RP: “Taunton is already moving forward well and I was pleased to help them get that Garden Town status, and then get the vision and the guide for it, which is going to help direct us with what we do.

“For example this wood, the money has come from the houses that have been built, and that’s the right way to spend the money.

“There’s more we can do, I have started an initiative with the County Council to get the wild verges replanted with poppy seeds and cornflowers and other wild flowers. We could do that right throughout Taunton Deane and that would look great, and be great for our pollinators."

“I’d also like to see more trees on our corridors, coming in and out of Taunton, potentially cider apple trees.

“Walkways, cycleways and pedestrian areas are all part of the mix.”

MG: “Taunton is growing. It’s a wonderful place to live, it’s a beautiful part of the world. There’s new jobs because of the new nuclear reactor, and it’s also the case that there are new homes.

“To my mind the most important thing is when you have new homes, you need to make sure you have proper communities. That means green lines, planting trees in the way we are seeing here, it also means making sure people have good public transport infrasture, and appropriate investment in the NHS. These are all priorities.

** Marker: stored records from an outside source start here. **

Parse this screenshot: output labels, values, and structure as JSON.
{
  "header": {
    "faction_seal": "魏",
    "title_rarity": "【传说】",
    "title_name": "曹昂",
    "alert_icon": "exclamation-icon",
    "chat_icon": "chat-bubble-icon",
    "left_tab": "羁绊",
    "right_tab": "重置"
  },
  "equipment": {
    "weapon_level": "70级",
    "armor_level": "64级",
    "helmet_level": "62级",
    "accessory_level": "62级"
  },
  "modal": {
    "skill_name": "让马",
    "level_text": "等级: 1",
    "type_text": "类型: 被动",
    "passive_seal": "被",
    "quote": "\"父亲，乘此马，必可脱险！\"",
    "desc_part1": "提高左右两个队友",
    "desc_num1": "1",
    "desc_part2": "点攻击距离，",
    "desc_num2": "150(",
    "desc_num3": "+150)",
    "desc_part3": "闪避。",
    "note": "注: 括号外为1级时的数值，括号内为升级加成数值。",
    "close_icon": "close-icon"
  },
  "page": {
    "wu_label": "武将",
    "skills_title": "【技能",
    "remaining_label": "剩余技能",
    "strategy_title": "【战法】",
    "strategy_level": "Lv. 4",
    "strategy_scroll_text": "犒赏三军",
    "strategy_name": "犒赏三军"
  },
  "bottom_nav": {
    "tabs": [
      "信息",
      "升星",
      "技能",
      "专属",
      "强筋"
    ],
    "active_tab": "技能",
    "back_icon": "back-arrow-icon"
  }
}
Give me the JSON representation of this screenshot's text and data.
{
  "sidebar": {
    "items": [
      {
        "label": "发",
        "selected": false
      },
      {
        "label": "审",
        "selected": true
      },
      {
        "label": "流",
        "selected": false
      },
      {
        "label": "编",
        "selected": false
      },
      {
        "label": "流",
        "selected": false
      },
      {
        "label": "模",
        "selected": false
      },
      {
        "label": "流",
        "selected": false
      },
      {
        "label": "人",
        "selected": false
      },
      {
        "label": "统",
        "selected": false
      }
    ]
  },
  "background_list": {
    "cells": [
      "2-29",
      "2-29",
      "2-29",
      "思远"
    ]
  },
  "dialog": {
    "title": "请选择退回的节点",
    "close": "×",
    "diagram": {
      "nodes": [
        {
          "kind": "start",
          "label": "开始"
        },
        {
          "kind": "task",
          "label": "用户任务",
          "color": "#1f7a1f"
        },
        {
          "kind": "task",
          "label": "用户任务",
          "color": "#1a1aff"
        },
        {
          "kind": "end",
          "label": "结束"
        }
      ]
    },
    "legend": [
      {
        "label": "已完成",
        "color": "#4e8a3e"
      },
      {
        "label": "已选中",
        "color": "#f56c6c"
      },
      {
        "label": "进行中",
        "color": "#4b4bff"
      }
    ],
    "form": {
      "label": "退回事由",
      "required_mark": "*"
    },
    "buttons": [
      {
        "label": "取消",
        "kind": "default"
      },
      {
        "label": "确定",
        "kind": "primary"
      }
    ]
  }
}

“Taunton is a beautiful town, it’s the jewel in Somerset’s crown, it’s important it remains an attractive place to live and work.

Ms Pow, you once said renewable energy has to pay for itself, do you still feel this way?

RP: “Where I see Government’s role is in seed core money to kick-start renewable energy. That’s what they did with solar, and that really worked. Gradually as the cost of the panels comes down, and the cost of inputting them comes down you can start to withdraw the subsidies, Now we’ve transferred to supporting offshore winds, now we get a third of our energy from there, because that was kickstarted with seed money. That’s the way you should use the taxpayers’ money, because its not Government’s money, it's the taxpayers’ money.”

MG: “It’s often the case we provide incentives for take-up, and then once those incentives are in place, the growth of that power comes naturally.

“It’s in the same way you take stabilisers off a bicycle as children learn to ride. You can withdraw some of the subsidies as they reach a level where they can compete in the market.”